A thought crossed my mind the other day. When I'm out taking pics of stationary aircraft, I normally use 250 or 500 as my selected shutterspeed. I normally don't use a tripod for this, as I don't find it to be necessary.
But, would I get a desent picture if I used a tripod and took a pic of a stationary aircraft with 3-4 sec as the shutterspeed? Naturally I would make sure too much light wouldn't pass through the lens, so that it wouldn't go white.
Would the pic be ruined, or would it turn out nice and clear?
"If guns don't kill people, people kill people - does that mean toasters don't toast toast, toast toast toast?"
Jwenting From Netherlands, joined Apr 2001, 10213 posts, RR: 17
Reply 2, posted (13 years 7 months 10 hours ago) and read 1189 times:
many landscape photographers use exposures of about 5 seconds.
At those times, reciprocity failure of the film may start to have an effect on the exposure. This can lead to underexposure and/or colourcast depending on the film (some are better suited than others).
I suggest you read http://www.usefilm.com/articles/selectcolorfilm/index.php for a good intro in filmbehaveour.

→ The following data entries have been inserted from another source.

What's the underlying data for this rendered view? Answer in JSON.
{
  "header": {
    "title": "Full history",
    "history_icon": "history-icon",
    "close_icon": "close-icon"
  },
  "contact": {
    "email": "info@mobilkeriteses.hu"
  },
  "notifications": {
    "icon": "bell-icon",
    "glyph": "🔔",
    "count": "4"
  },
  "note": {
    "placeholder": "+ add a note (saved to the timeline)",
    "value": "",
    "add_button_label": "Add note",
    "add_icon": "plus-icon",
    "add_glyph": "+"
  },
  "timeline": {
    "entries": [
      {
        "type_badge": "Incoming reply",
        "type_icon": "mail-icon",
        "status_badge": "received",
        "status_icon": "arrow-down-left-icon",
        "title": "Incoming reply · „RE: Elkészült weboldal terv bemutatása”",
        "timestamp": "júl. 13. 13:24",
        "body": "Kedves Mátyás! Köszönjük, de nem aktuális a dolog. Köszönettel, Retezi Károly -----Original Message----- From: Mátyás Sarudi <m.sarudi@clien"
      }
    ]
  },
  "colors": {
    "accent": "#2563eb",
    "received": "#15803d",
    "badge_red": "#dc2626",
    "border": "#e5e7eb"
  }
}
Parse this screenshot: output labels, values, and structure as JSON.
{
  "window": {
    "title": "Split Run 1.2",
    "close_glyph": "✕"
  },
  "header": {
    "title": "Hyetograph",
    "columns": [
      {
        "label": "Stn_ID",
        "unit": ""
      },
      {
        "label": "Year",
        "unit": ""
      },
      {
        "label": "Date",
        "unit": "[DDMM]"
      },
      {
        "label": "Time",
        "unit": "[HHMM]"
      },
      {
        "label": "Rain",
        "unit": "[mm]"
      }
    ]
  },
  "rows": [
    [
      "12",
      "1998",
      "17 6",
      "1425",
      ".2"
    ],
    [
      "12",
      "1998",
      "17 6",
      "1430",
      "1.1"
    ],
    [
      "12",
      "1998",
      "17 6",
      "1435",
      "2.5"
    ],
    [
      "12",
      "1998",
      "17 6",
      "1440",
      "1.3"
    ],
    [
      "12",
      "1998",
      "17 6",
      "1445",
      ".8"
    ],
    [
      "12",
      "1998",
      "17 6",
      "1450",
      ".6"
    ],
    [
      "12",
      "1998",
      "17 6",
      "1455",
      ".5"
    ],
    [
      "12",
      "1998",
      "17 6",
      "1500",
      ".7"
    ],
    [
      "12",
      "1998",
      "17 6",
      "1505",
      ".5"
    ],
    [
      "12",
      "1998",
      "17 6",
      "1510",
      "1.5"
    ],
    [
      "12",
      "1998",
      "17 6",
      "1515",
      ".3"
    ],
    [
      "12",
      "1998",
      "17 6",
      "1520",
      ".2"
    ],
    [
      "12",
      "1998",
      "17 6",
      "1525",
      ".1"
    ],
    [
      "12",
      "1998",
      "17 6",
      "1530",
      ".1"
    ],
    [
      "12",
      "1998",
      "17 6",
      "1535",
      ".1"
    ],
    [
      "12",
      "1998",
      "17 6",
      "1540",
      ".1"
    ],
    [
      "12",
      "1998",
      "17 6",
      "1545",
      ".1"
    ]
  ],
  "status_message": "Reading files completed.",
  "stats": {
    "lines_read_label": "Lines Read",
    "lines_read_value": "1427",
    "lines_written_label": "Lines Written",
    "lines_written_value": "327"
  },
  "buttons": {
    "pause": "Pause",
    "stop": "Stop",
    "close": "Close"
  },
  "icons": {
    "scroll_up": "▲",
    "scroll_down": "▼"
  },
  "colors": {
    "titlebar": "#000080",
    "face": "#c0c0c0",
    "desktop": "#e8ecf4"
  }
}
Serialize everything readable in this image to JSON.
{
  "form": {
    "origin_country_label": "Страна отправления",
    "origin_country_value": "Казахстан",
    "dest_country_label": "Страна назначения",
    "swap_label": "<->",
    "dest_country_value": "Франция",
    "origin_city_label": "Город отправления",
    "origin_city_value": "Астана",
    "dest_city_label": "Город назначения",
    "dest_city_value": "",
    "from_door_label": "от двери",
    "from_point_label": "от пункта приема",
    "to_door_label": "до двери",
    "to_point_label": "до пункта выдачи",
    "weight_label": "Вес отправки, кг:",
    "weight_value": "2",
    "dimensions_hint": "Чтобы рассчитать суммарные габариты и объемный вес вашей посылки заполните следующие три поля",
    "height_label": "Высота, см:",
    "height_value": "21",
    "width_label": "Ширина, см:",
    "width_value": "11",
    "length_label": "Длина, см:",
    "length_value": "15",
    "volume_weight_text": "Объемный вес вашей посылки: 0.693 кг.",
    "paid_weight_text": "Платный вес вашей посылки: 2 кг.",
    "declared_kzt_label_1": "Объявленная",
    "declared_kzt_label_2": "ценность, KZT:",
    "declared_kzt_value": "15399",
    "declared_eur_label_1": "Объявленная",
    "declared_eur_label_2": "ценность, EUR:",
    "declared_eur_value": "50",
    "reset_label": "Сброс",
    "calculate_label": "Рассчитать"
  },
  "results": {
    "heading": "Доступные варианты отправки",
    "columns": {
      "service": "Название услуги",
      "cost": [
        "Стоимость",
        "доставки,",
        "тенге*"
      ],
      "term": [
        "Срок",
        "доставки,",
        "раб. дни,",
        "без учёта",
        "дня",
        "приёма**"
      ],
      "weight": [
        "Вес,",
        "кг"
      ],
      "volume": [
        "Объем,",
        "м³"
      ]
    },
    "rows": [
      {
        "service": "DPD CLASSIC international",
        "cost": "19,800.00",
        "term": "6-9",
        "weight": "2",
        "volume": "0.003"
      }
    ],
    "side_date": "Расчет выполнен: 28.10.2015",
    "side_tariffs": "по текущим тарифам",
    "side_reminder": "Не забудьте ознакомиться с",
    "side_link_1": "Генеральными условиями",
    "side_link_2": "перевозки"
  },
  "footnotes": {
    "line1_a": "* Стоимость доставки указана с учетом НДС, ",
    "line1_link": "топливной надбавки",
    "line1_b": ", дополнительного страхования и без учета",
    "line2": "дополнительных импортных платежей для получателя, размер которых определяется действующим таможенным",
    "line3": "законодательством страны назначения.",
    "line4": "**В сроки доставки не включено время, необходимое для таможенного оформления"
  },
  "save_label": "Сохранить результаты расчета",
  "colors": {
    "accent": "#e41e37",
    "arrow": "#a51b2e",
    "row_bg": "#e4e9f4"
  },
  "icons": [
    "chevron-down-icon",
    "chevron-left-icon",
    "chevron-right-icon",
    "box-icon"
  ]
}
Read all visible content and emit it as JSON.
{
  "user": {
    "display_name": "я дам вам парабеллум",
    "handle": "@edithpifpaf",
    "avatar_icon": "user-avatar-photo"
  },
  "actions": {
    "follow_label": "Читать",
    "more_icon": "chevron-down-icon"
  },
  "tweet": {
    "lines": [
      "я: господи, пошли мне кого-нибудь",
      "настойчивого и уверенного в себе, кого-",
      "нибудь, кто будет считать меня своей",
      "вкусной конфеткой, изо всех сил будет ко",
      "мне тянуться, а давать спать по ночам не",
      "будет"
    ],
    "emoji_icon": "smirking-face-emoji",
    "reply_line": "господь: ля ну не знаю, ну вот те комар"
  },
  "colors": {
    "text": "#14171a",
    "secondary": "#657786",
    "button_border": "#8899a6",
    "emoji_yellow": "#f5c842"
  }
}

CYKA From , joined Dec 1969, posts, RR:
Reply 4, posted (13 years 7 months 10 hours ago) and read 1179 times:
3-4 seconds seems really long for daytime shooting, I get pin-point star images with my 50mm with exposures of 25 sec +, but I assume the heat distortion present during the daytime would blur the image more in a longer exposure then it would in a shorter one....especially with a long lens.
I think 1/60th or 1/125 would be more practical with a tripod, altough I don't think slower shutter speeds would make the exposure noticebly sharper.
One more thing, I also dont think you could stop down the lens enough to acheive the proper exposure with 3-4 sec, especially in sunny condtions.
Ckw From UK - England, joined Aug 2010, 784 posts, RR: 15
Reply 8, posted (13 years 7 months 6 hours ago) and read 1153 times:
If you can do long exposures at night, then you should be able to do it in daytime as well. But anything you can do to minimise the risk of vibration is worthwhile - better to get results based on preparation than luck!
If you don't have any ND filters to cut the light, you can use a polariser to knock a couple of stops off the exposure - even if the light is non-polarised.
Mikephotos From United States of America, joined Oct 2000, 2923 posts, RR: 53
Reply 9, posted (13 years 7 months 2 hours ago) and read 1142 times:
For the sharpest picture, think aperture rather than shutter speed when it comes to non-moving aircraft. Most lenses are sharpest at f8 or f11 rather than f22 or f32 (or f2.8/5.6). Check test-reports on your lens and find out. My lens test showed that f11 resulted in the sharpest slides from edge to center and 90% of my ramp shooting is done at f11. I shoot in sunny conditions most of the time so f11 works perfectly.